Work item: What follows is a set of records; repeat all of them exactly.

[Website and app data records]
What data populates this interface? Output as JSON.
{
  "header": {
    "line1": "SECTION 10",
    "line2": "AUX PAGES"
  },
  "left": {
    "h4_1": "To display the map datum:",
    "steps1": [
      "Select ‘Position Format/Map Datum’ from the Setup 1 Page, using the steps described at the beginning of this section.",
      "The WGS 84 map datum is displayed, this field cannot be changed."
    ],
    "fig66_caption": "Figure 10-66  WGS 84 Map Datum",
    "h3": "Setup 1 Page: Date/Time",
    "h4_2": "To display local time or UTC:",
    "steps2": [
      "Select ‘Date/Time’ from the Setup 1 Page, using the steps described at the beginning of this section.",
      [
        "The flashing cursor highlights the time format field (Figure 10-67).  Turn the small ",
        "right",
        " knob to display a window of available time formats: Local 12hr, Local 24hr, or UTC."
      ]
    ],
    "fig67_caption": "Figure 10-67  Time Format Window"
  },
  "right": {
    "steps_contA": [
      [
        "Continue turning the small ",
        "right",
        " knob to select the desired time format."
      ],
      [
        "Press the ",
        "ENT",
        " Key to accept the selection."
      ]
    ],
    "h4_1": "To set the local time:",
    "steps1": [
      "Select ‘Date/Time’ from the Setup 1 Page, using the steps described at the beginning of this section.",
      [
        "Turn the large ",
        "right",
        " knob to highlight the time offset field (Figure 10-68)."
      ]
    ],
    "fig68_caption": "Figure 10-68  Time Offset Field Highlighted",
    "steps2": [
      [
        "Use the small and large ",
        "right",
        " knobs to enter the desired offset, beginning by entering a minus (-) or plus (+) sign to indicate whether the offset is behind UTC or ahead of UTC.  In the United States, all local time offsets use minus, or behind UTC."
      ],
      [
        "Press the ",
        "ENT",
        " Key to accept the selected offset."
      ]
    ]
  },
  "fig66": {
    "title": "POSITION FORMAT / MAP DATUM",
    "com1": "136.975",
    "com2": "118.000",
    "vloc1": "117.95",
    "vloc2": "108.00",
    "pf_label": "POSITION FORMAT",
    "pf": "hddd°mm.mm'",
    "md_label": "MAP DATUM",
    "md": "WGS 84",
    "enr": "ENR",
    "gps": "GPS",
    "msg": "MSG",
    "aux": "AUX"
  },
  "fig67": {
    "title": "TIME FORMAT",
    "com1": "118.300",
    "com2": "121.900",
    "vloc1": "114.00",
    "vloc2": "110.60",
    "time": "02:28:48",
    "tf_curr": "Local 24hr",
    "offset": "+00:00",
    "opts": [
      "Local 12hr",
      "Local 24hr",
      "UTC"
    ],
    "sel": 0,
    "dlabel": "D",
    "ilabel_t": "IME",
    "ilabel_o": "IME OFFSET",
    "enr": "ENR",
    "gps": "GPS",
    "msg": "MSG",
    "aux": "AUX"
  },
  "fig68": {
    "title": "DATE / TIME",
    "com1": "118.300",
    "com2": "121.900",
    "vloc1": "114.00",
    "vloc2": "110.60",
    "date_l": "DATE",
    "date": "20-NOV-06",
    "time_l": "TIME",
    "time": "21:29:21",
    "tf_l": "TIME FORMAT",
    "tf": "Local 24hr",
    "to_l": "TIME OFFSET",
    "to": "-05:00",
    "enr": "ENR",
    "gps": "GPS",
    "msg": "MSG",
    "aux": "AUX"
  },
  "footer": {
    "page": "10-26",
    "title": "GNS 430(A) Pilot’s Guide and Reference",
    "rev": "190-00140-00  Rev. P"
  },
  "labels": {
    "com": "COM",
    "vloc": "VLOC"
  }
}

Answer section:
What data populates this interface? Output as JSON.
{
  "header": {
    "line1": "SECTION 10",
    "line2": "AUX PAGES"
  },
  "left": {
    "h4_1": "To display the map datum:",
    "steps1": [
      "Select ‘Position Format/Map Datum’ from the Setup 1 Page, using the steps described at the beginning of this section.",
      "The WGS 84 map datum is displayed, this field cannot be changed."
    ],
    "fig66_caption": "Figure 10-66  WGS 84 Map Datum",
    "h3": "Setup 1 Page: Date/Time",
    "h4_2": "To display local time or UTC:",
    "steps2": [
      "Select ‘Date/Time’ from the Setup 1 Page, using the steps described at the beginning of this section.",
      [
        "The flashing cursor highlights the time format field (Figure 10-67).  Turn the small ",
        "right",
        " knob to display a window of available time formats: Local 12hr, Local 24hr, or UTC."
      ]
    ],
    "fig67_caption": "Figure 10-67  Time Format Window"
  },
  "right": {
    "steps_contA": [
      [
        "Continue turning the small ",
        "right",
        " knob to select the desired time format."
      ],
      [
        "Press the ",
        "ENT",
        " Key to accept the selection."
      ]
    ],
    "h4_1": "To set the local time:",
    "steps1": [
      "Select ‘Date/Time’ from the Setup 1 Page, using the steps described at the beginning of this section.",
      [
        "Turn the large ",
        "right",
        " knob to highlight the time offset field (Figure 10-68)."
      ]
    ],
    "fig68_caption": "Figure 10-68  Time Offset Field Highlighted",
    "steps2": [
      [
        "Use the small and large ",
        "right",
        " knobs to enter the desired offset, beginning by entering a minus (-) or plus (+) sign to indicate whether the offset is behind UTC or ahead of UTC.  In the United States, all local time offsets use minus, or behind UTC."
      ],
      [
        "Press the ",
        "ENT",
        " Key to accept the selected offset."
      ]
    ]
  },
  "fig66": {
    "title": "POSITION FORMAT / MAP DATUM",
    "com1": "136.975",
    "com2": "118.000",
    "vloc1": "117.95",
    "vloc2": "108.00",
    "pf_label": "POSITION FORMAT",
    "pf": "hddd°mm.mm'",
    "md_label": "MAP DATUM",
    "md": "WGS 84",
    "enr": "ENR",
    "gps": "GPS",
    "msg": "MSG",
    "aux": "AUX"
  },
  "fig67": {
    "title": "TIME FORMAT",
    "com1": "118.300",
    "com2": "121.900",
    "vloc1": "114.00",
    "vloc2": "110.60",
    "time": "02:28:48",
    "tf_curr": "Local 24hr",
    "offset": "+00:00",
    "opts": [
      "Local 12hr",
      "Local 24hr",
      "UTC"
    ],
    "sel": 0,
    "dlabel": "D",
    "ilabel_t": "IME",
    "ilabel_o": "IME OFFSET",
    "enr": "ENR",
    "gps": "GPS",
    "msg": "MSG",
    "aux": "AUX"
  },
  "fig68": {
    "title": "DATE / TIME",
    "com1": "118.300",
    "com2": "121.900",
    "vloc1": "114.00",
    "vloc2": "110.60",
    "date_l": "DATE",
    "date": "20-NOV-06",
    "time_l": "TIME",
    "time": "21:29:21",
    "tf_l": "TIME FORMAT",
    "tf": "Local 24hr",
    "to_l": "TIME OFFSET",
    "to": "-05:00",
    "enr": "ENR",
    "gps": "GPS",
    "msg": "MSG",
    "aux": "AUX"
  },
  "footer": {
    "page": "10-26",
    "title": "GNS 430(A) Pilot’s Guide and Reference",
    "rev": "190-00140-00  Rev. P"
  },
  "labels": {
    "com": "COM",
    "vloc": "VLOC"
  }
}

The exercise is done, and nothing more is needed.